Despite the sensational play of Lydia Ko on several occasions in the past year and beyond, Inbee Park is the top player in the world of women’s golf, and she spent the past week at Turnberry in Scotland to remind us of the fact. Winning the Open isn’t an isolated event that makes Park such hot news. It is that she is hot news almost all of the time. She’s obviously got it, but what is it exactly that she’s got – apparently more than anyone else, or at least more often?
There is a fair-sized group of top players who can win any week when their game decides to click into the “on” position. They are the top talents, potentially dangerous at any time. When Ko ignites, she seems impossible to stop. And yet, it is Inbee Park who has won seven majors by the age of 27, has a career grand slam in the technical sense, and who has compiled an unthinkable percentage of wins in the big ones alone – 43 percent over the last fourteen.

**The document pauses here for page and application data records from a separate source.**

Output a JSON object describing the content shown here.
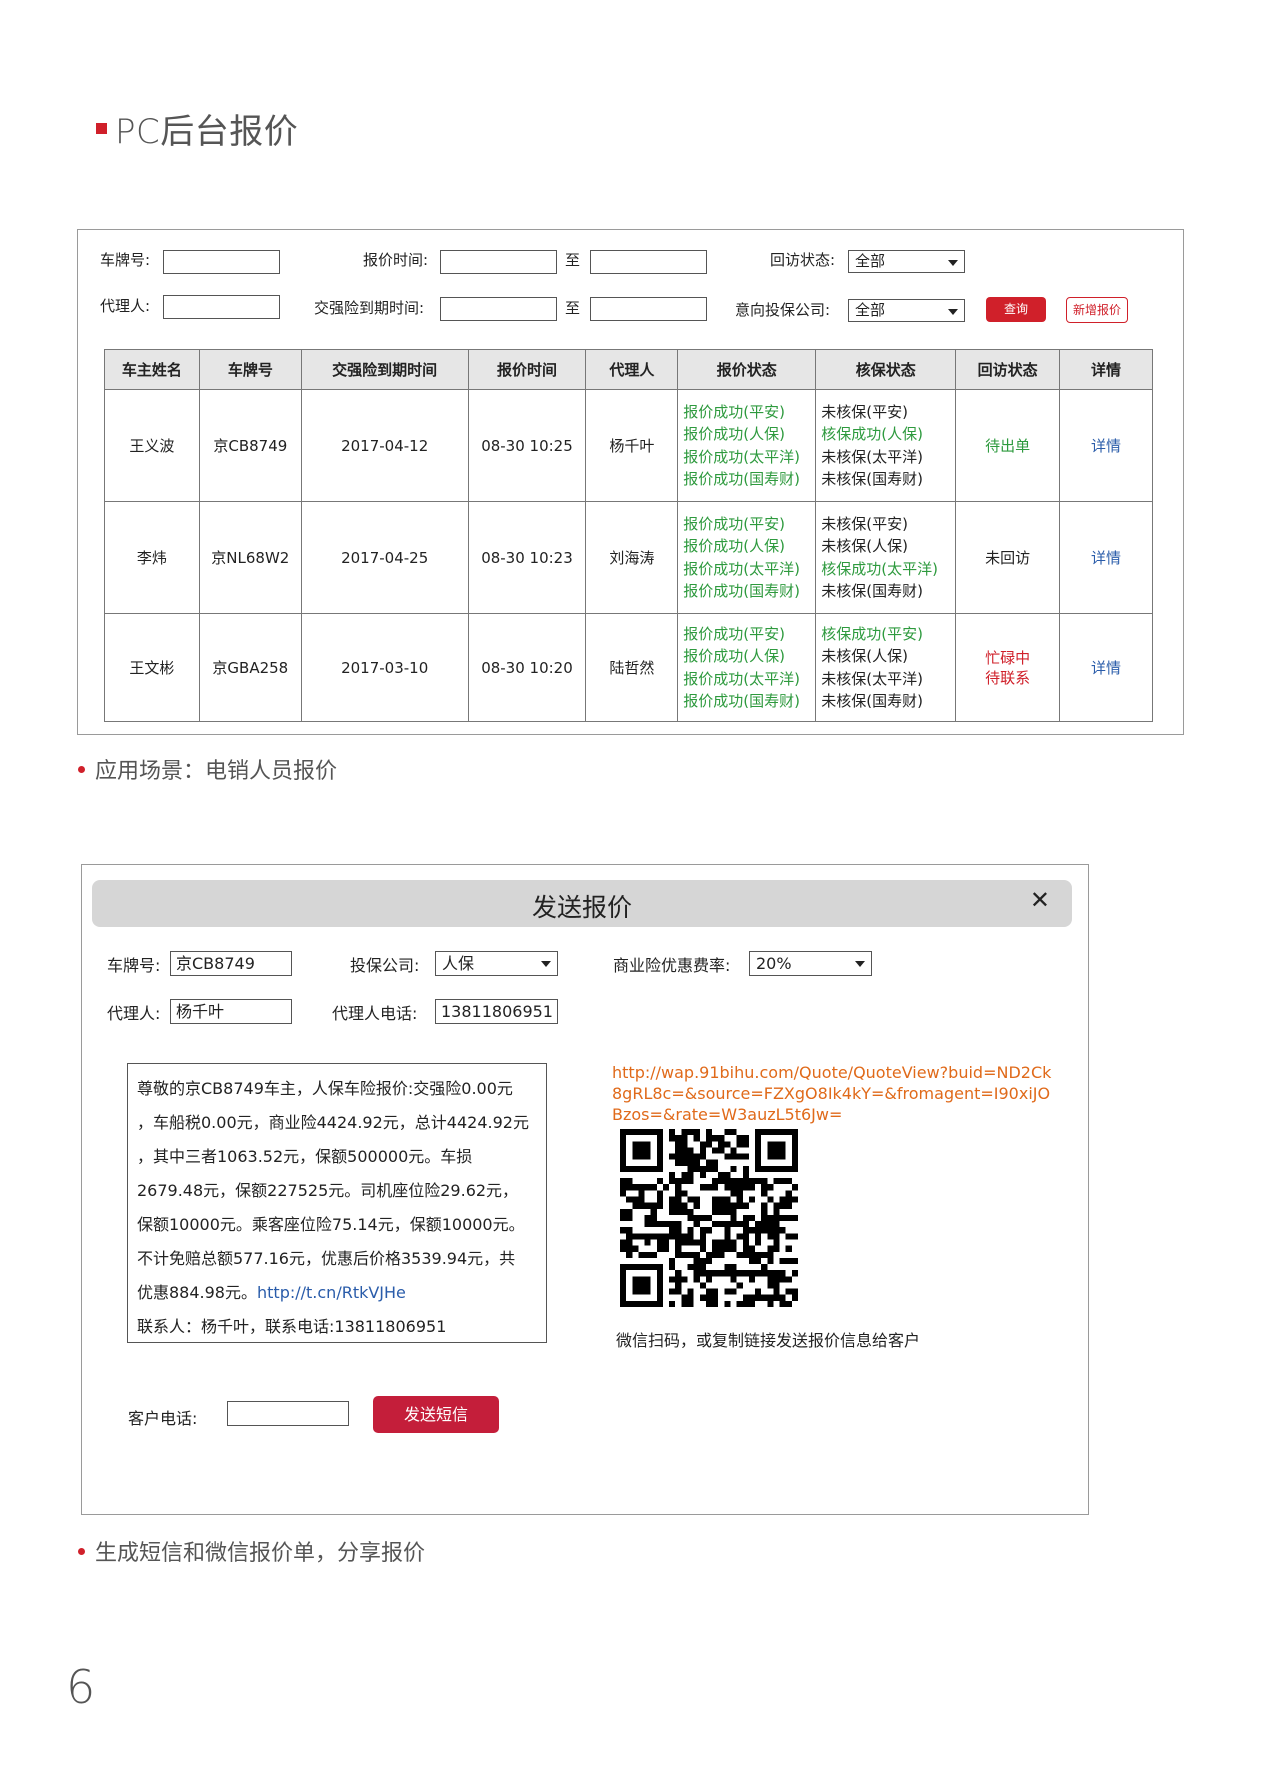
{
  "page_title": "PC后台报价",
  "caption1": "应用场景：电销人员报价",
  "caption2": "生成短信和微信报价单，分享报价",
  "page_number": "6",
  "search": {
    "plate_label": "车牌号:",
    "quote_time_label": "报价时间:",
    "to1": "至",
    "visit_status_label": "回访状态:",
    "visit_status_value": "全部",
    "agent_label": "代理人:",
    "expiry_label": "交强险到期时间:",
    "to2": "至",
    "company_label": "意向投保公司:",
    "company_value": "全部",
    "query_button": "查询",
    "new_quote_button": "新增报价"
  },
  "table": {
    "headers": [
      "车主姓名",
      "车牌号",
      "交强险到期时间",
      "报价时间",
      "代理人",
      "报价状态",
      "核保状态",
      "回访状态",
      "详情"
    ],
    "rows": [
      {
        "owner": "王义波",
        "plate": "京CB8749",
        "expiry": "2017-04-12",
        "quote_time": "08-30 10:25",
        "agent": "杨千叶",
        "quote_status": [
          "报价成功(平安)",
          "报价成功(人保)",
          "报价成功(太平洋)",
          "报价成功(国寿财)"
        ],
        "uw_status": [
          "未核保(平安)",
          "核保成功(人保)",
          "未核保(太平洋)",
          "未核保(国寿财)"
        ],
        "visit_line1": "待出单",
        "visit_line2": "",
        "detail": "详情"
      },
      {
        "owner": "李炜",
        "plate": "京NL68W2",
        "expiry": "2017-04-25",
        "quote_time": "08-30 10:23",
        "agent": "刘海涛",
        "quote_status": [
          "报价成功(平安)",
          "报价成功(人保)",
          "报价成功(太平洋)",
          "报价成功(国寿财)"
        ],
        "uw_status": [
          "未核保(平安)",
          "未核保(人保)",
          "核保成功(太平洋)",
          "未核保(国寿财)"
        ],
        "visit_line1": "未回访",
        "visit_line2": "",
        "detail": "详情"
      },
      {
        "owner": "王文彬",
        "plate": "京GBA258",
        "expiry": "2017-03-10",
        "quote_time": "08-30 10:20",
        "agent": "陆哲然",
        "quote_status": [
          "报价成功(平安)",
          "报价成功(人保)",
          "报价成功(太平洋)",
          "报价成功(国寿财)"
        ],
        "uw_status": [
          "核保成功(平安)",
          "未核保(人保)",
          "未核保(太平洋)",
          "未核保(国寿财)"
        ],
        "visit_line1": "忙碌中",
        "visit_line2": "待联系",
        "detail": "详情"
      }
    ]
  },
  "dialog": {
    "title": "发送报价",
    "close": "✕",
    "plate_label": "车牌号:",
    "plate_value": "京CB8749",
    "company_label": "投保公司:",
    "company_value": "人保",
    "discount_label": "商业险优惠费率:",
    "discount_value": "20%",
    "agent_label": "代理人:",
    "agent_value": "杨千叶",
    "agent_phone_label": "代理人电话:",
    "agent_phone_value": "13811806951",
    "sms_lines": [
      "尊敬的京CB8749车主，人保车险报价:交强险0.00元",
      "，车船税0.00元，商业险4424.92元，总计4424.92元",
      "，其中三者1063.52元，保额500000元。车损",
      "2679.48元，保额227525元。司机座位险29.62元，",
      "保额10000元。乘客座位险75.14元，保额10000元。",
      "不计免赔总额577.16元，优惠后价格3539.94元，共"
    ],
    "sms_line7_text": "优惠884.98元。",
    "sms_short_link": "http://t.cn/RtkVJHe",
    "sms_contact": "联系人：杨千叶，联系电话:13811806951",
    "quote_url": "http://wap.91bihu.com/Quote/QuoteView?buid=ND2Ck8gRL8c=&source=FZXgO8Ik4kY=&fromagent=I90xiJOBzos=&rate=W3auzL5t6Jw=",
    "qr_caption": "微信扫码，或复制链接发送报价信息给客户",
    "customer_phone_label": "客户电话:",
    "send_button": "发送短信"
  },
  "colors": {
    "accent_red": "#d0202a",
    "success_green": "#2e9a3e",
    "link_blue": "#2a5caa",
    "link_orange": "#e06a1a"
  }
}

Just think of it – 43 percent. If Park had become a baseball player and hit .430 over the space of several years, she would be the Babe Ruth of the women’s game. Basketball? Hitting three pointers at a 43% clip? Not bad at all. Major contracts would be offered. Her six of fourteen majors, however, did not come in a one-to-one showdown with a pitcher or a lone defender outside of the key. It came against the entire world field in a game so capricious that no one is ever a sure thing. Park has, in fact, has come the closest to a sure thing since the prime of Tiger Woods. Having one all of the other majors except for the Evian (which she won before it became a major), she came into the Open with soreness and back spasms, and won anyway. Is perseverance her secret? Lexi Thompson and Suzann Pettersen have demonstrated that as well. Why aren’t they winning 43% of their majors?

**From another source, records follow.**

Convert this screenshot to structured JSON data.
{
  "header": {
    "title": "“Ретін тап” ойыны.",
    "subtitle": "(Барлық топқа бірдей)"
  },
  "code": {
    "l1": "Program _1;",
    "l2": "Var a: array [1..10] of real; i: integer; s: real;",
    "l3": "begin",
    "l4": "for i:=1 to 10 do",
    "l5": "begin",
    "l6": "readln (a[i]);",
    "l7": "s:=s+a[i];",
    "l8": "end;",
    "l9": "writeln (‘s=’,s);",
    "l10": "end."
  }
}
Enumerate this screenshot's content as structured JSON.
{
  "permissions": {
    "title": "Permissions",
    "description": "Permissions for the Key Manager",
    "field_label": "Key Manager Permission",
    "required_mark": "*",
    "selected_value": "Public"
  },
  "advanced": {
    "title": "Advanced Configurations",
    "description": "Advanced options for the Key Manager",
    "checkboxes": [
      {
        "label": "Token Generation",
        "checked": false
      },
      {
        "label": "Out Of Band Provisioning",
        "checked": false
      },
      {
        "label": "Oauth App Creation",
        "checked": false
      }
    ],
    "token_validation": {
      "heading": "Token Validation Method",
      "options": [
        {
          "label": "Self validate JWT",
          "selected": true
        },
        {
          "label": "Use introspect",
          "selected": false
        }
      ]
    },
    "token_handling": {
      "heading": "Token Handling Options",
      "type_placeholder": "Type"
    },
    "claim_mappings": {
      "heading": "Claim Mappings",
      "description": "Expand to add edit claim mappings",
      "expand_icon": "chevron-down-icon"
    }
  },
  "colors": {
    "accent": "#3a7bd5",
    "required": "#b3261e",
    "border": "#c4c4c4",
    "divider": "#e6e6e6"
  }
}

Is it the swing? There are a lot of great ones on the tour. Is Park’s the most successful physical formula, or is she simply the greatest of her era at repeating it once she’s found what she wants? That’s a hard answer to pin down. Perhaps it’s her excellent nerves. Despite so much major success, she didn’t come into the Open with great expectations, and after winning, declared only that the “golfing God was on my side.” Apparently, she can’t explain it, either – but then, she doesn’t have to. That’s the beauty of winning.
Is it love that keeps Park going the way she does? Lots of tour players either fall in or are already in love. Sometimes it’s a good thing, and sometimes it squashes a career flat. There’s no way to tell. I hope Park is happy, but I’m not sure that translates directly into the ultimate repeatable swing. Is her success a result of a cultural regimen from her home country? Maybe, but even South Korea can’t match Park’s talent across the board, although she decries the Olympic requirement of only four per country. She knows that half of the top fifty would come from Korea if things were different.

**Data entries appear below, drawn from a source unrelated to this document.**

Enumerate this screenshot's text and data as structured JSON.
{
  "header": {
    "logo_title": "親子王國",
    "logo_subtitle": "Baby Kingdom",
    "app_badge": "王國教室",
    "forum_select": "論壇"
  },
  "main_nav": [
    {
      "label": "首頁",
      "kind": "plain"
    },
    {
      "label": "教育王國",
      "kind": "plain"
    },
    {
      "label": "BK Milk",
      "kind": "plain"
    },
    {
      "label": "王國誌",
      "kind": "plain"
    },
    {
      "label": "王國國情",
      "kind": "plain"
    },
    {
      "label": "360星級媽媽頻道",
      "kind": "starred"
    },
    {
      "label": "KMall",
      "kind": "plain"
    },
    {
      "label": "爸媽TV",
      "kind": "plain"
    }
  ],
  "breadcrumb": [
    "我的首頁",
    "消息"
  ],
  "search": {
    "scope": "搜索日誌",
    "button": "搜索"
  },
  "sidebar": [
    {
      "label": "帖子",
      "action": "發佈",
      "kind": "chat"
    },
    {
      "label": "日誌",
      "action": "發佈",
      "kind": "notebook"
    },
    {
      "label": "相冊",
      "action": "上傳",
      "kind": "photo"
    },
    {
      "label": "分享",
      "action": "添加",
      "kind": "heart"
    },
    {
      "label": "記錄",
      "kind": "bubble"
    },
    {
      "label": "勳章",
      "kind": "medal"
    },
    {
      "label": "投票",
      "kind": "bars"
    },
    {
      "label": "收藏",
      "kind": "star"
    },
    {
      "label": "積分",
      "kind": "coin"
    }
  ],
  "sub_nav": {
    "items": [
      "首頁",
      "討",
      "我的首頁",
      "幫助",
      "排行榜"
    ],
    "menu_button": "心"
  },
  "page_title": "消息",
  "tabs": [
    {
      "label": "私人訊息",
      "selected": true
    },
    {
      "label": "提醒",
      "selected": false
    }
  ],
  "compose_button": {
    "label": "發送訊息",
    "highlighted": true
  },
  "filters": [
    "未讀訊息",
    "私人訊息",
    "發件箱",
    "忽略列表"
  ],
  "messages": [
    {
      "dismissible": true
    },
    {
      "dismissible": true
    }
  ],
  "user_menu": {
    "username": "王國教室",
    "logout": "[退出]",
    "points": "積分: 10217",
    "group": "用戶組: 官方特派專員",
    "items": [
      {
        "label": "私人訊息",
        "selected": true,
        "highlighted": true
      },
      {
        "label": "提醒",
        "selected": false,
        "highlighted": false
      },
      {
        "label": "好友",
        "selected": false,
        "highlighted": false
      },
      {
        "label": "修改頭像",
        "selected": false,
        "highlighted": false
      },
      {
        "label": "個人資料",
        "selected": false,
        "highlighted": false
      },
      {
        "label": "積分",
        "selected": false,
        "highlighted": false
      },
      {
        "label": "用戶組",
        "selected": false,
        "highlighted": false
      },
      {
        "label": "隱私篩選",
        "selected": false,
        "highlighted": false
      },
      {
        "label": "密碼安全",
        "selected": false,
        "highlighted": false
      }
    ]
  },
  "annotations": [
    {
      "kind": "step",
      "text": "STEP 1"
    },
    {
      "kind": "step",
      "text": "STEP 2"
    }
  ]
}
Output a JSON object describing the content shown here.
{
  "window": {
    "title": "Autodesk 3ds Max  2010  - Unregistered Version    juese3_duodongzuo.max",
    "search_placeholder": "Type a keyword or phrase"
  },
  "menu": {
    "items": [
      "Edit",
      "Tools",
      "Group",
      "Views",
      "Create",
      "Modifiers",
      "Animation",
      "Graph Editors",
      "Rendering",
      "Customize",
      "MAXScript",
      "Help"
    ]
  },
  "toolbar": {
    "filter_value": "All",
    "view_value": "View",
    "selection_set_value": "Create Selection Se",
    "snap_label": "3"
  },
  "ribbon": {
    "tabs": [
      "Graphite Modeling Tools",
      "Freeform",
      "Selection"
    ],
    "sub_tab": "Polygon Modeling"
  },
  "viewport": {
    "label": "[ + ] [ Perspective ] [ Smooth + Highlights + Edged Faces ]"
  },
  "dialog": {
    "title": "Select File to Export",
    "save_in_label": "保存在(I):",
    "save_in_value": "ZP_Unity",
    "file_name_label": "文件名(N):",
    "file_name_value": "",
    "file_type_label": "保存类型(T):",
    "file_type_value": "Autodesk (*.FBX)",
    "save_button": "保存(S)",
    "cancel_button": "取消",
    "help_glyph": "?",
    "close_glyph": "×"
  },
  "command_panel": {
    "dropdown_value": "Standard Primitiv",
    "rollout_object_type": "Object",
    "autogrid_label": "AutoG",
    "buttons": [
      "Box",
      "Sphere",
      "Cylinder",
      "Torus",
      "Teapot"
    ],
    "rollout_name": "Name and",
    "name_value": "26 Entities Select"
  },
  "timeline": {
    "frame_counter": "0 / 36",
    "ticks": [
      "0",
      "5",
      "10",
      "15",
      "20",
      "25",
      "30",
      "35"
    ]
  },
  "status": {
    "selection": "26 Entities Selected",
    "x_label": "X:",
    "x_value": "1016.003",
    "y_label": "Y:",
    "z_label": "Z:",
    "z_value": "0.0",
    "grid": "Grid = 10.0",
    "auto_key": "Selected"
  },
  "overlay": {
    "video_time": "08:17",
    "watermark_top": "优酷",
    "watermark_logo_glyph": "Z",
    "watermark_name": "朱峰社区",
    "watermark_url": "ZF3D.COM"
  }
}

Talent is technically categorized as a type of intelligence. If that is true, Inbee Park is one of the era’ geniuses. Mixed with a balanced perspective on herself, with a swing tuned to the nth degree, a good set of nerves and a healthy outlook on things in general, it is most likely a mixture of factors that have released her talent in such a prodigious way. She’s not number one by accident, and there are a lot more majors to come, and she is rapidly approaching Annika’s mark of ten. Maybe when Park finds out what makes her tick, she’ll tell us.